Click on “Download PDF” for the PDF version or on the title for the HTML version.


If you are not an ASABE member or if your employer has not arranged for access to the full-text, Click here for options.

Comparison of a Belt and Auger Conveyance System for a Cotton Stripper Header

Published by the American Society of Agricultural and Biological Engineers, St. Joseph, Michigan www.asabe.org

Citation:  Paper number  131562451,  2013 Kansas City, Missouri, July 21 - July 24, 2013. (doi: http://dx.doi.org/10.13031/aim.20131562451) @2013
Authors:   Wesley M. Porter, John D. Wanjura, Randal K. Taylor, Michael D. Buser, Edward M. Barnes
Keywords:   Cotton Stripper Cross Auger Fiber Quality cotton harvest

Abstract. Cotton fiber quality begins to degrade naturally with the opening of the boll and mechanical harvesting processes are perceived to exacerbate fiber degradation. Previous research indicates that stripper harvested cotton generally has lower fiber quality and higher foreign matter content than picker harvested cotton. Results of previous work indicate that the cross auger and pneumatic conveying systems on stripper harvesters could be redesigned to help improve seed cotton cleanliness while preserving fiber quality. Thus, the cross auger trough was targeted as area for improvement. The main objective of this project was to design and test a wire belt to convey cotton laterally in a cotton stripper header.
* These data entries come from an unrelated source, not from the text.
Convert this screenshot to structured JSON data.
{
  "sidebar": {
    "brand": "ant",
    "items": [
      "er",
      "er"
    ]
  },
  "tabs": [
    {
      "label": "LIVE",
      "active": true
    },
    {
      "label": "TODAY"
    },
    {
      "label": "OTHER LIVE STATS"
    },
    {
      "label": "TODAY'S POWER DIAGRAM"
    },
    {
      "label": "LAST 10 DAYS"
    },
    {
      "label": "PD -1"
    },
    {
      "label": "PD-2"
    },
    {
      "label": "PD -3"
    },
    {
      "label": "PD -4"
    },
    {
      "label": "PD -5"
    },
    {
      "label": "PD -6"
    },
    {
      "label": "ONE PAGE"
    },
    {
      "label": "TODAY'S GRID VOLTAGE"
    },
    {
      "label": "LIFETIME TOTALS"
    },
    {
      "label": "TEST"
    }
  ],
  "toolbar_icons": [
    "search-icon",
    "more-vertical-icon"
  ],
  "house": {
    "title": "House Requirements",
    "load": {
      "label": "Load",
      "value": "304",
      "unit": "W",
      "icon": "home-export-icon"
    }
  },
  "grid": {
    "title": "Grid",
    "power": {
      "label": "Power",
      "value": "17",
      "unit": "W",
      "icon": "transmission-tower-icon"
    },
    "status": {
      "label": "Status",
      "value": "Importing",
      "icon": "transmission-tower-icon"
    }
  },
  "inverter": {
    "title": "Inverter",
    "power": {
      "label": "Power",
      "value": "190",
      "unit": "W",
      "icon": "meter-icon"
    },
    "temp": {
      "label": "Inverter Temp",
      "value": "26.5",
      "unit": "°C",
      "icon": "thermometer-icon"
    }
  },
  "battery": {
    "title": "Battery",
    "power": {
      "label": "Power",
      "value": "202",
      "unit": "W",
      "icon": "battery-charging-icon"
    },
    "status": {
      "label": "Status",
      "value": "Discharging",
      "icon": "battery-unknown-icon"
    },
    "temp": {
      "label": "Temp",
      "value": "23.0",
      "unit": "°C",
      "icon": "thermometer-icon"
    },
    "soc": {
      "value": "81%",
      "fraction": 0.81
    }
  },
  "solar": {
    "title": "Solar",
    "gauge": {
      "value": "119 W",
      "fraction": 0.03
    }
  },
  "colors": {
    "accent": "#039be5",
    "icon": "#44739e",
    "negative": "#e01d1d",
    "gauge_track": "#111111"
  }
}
These tests included using the conveyor to convey burr cotton and testing of the modified conveyance device (wire belt) for reductions in foreign matter content and consistency in fiber quality. A laboratory test stand with a wire mesh belt was designed and built to represent one-half of an auger trough on a four row harvester. Cotton collected from an empty auger trough was tested in the test auger trough and compared through ginning results, HVI and AFIS tests to cotton allowed to be conveyed by the cross auger. The results of this test will validate if a belt conveying system is more effective and efficient at conveying cotton while removing more foreign matter and preserving fiber quality than the current auger conveyance system.

(Download PDF)    (Export to EndNotes)